[App and web page records]
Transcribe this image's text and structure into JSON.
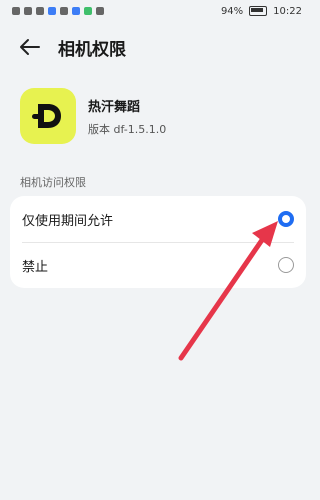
{
  "status_bar": {
    "battery": "94%",
    "time": "10:22"
  },
  "header": {
    "title": "相机权限"
  },
  "app": {
    "name": "热汗舞蹈",
    "version": "版本 df-1.5.1.0"
  },
  "section": {
    "label": "相机访问权限"
  },
  "options": [
    {
      "label": "仅使用期间允许",
      "selected": true
    },
    {
      "label": "禁止",
      "selected": false
    }
  ],
  "colors": {
    "background": "#f1f3f5",
    "accent_blue": "#1f6df2",
    "app_icon_bg": "#e7f250",
    "annotation_arrow": "#e6364a"
  },
  "icons": {
    "back": "arrow-left-icon",
    "app": "app-logo-icon"
  }
}
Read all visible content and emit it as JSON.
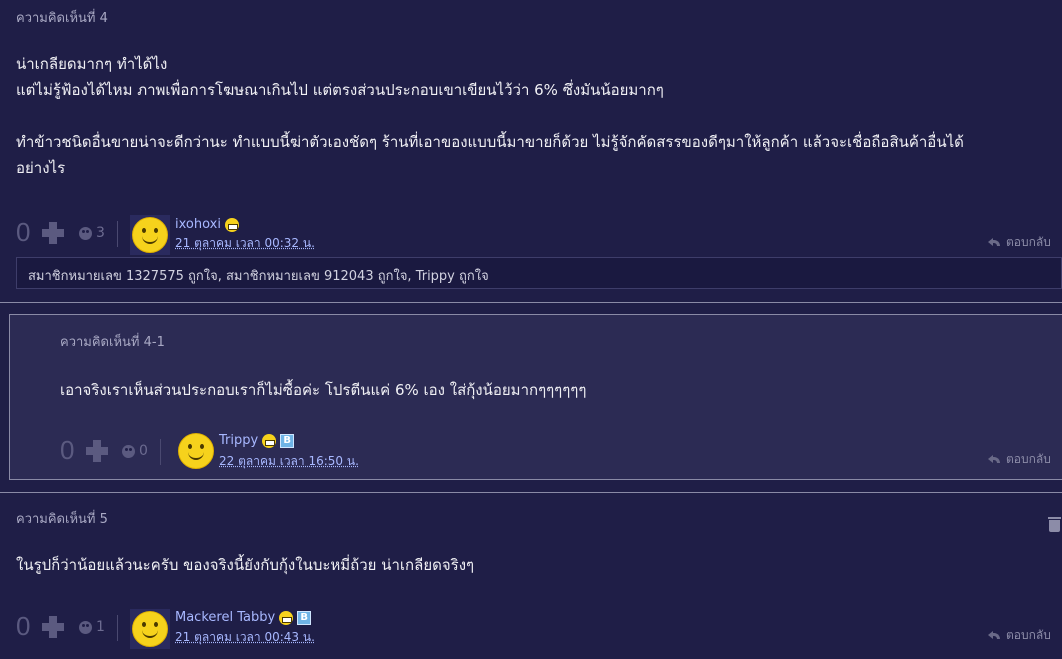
{
  "comments": [
    {
      "title": "ความคิดเห็นที่ 4",
      "lines": [
        "น่าเกลียดมากๆ ทำได้ไง",
        "แต่ไม่รู้ฟ้องได้ไหม ภาพเพื่อการโฆษณาเกินไป แต่ตรงส่วนประกอบเขาเขียนไว้ว่า 6% ซึ่งมันน้อยมากๆ",
        "ทำข้าวชนิดอื่นขายน่าจะดีกว่านะ ทำแบบนี้ฆ่าตัวเองชัดๆ ร้านที่เอาของแบบนี้มาขายก็ด้วย ไม่รู้จักคัดสรรของดีๆมาให้ลูกค้า แล้วจะเชื่อถือสินค้าอื่นได้",
        "อย่างไร"
      ],
      "votes": "0",
      "emotions": "3",
      "username": "ixohoxi",
      "date": "21 ตุลาคม เวลา 00:32 น.",
      "reply_label": "ตอบกลับ",
      "likes_text": "สมาชิกหมายเลข 1327575 ถูกใจ, สมาชิกหมายเลข 912043 ถูกใจ, Trippy ถูกใจ"
    },
    {
      "title": "ความคิดเห็นที่ 4-1",
      "lines": [
        "เอาจริงเราเห็นส่วนประกอบเราก็ไม่ซื้อค่ะ โปรตีนแค่ 6% เอง ใส่กุ้งน้อยมากๆๆๆๆๆๆ"
      ],
      "votes": "0",
      "emotions": "0",
      "username": "Trippy",
      "badge": "B",
      "date": "22 ตุลาคม เวลา 16:50 น.",
      "reply_label": "ตอบกลับ"
    },
    {
      "title": "ความคิดเห็นที่ 5",
      "lines": [
        "ในรูปก็ว่าน้อยแล้วนะครับ ของจริงนี้ยังกับกุ้งในบะหมี่ถ้วย น่าเกลียดจริงๆ"
      ],
      "votes": "0",
      "emotions": "1",
      "username": "Mackerel Tabby",
      "badge": "B",
      "date": "21 ตุลาคม เวลา 00:43 น.",
      "reply_label": "ตอบกลับ"
    }
  ],
  "icons": [
    "plus-icon",
    "emotion-icon",
    "avatar-icon",
    "grin-icon",
    "b-badge-icon",
    "reply-icon",
    "trash-icon"
  ]
}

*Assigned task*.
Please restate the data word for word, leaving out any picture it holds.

*The completed task*.
Transcribe this image's text and structure into JSON.
{
  "status_bar": {
    "battery": "94%",
    "time": "10:22"
  },
  "header": {
    "title": "相机权限"
  },
  "app": {
    "name": "热汗舞蹈",
    "version": "版本 df-1.5.1.0"
  },
  "section": {
    "label": "相机访问权限"
  },
  "options": [
    {
      "label": "仅使用期间允许",
      "selected": true
    },
    {
      "label": "禁止",
      "selected": false
    }
  ],
  "colors": {
    "background": "#f1f3f5",
    "accent_blue": "#1f6df2",
    "app_icon_bg": "#e7f250",
    "annotation_arrow": "#e6364a"
  },
  "icons": {
    "back": "arrow-left-icon",
    "app": "app-logo-icon"
  }
}
Read all visible content and emit it as JSON.
{
  "comments": [
    {
      "title": "ความคิดเห็นที่ 4",
      "lines": [
        "น่าเกลียดมากๆ ทำได้ไง",
        "แต่ไม่รู้ฟ้องได้ไหม ภาพเพื่อการโฆษณาเกินไป แต่ตรงส่วนประกอบเขาเขียนไว้ว่า 6% ซึ่งมันน้อยมากๆ",
        "ทำข้าวชนิดอื่นขายน่าจะดีกว่านะ ทำแบบนี้ฆ่าตัวเองชัดๆ ร้านที่เอาของแบบนี้มาขายก็ด้วย ไม่รู้จักคัดสรรของดีๆมาให้ลูกค้า แล้วจะเชื่อถือสินค้าอื่นได้",
        "อย่างไร"
      ],
      "votes": "0",
      "emotions": "3",
      "username": "ixohoxi",
      "date": "21 ตุลาคม เวลา 00:32 น.",
      "reply_label": "ตอบกลับ",
      "likes_text": "สมาชิกหมายเลข 1327575 ถูกใจ, สมาชิกหมายเลข 912043 ถูกใจ, Trippy ถูกใจ"
    },
    {
      "title": "ความคิดเห็นที่ 4-1",
      "lines": [
        "เอาจริงเราเห็นส่วนประกอบเราก็ไม่ซื้อค่ะ โปรตีนแค่ 6% เอง ใส่กุ้งน้อยมากๆๆๆๆๆๆ"
      ],
      "votes": "0",
      "emotions": "0",
      "username": "Trippy",
      "badge": "B",
      "date": "22 ตุลาคม เวลา 16:50 น.",
      "reply_label": "ตอบกลับ"
    },
    {
      "title": "ความคิดเห็นที่ 5",
      "lines": [
        "ในรูปก็ว่าน้อยแล้วนะครับ ของจริงนี้ยังกับกุ้งในบะหมี่ถ้วย น่าเกลียดจริงๆ"
      ],
      "votes": "0",
      "emotions": "1",
      "username": "Mackerel Tabby",
      "badge": "B",
      "date": "21 ตุลาคม เวลา 00:43 น.",
      "reply_label": "ตอบกลับ"
    }
  ],
  "icons": [
    "plus-icon",
    "emotion-icon",
    "avatar-icon",
    "grin-icon",
    "b-badge-icon",
    "reply-icon",
    "trash-icon"
  ]
}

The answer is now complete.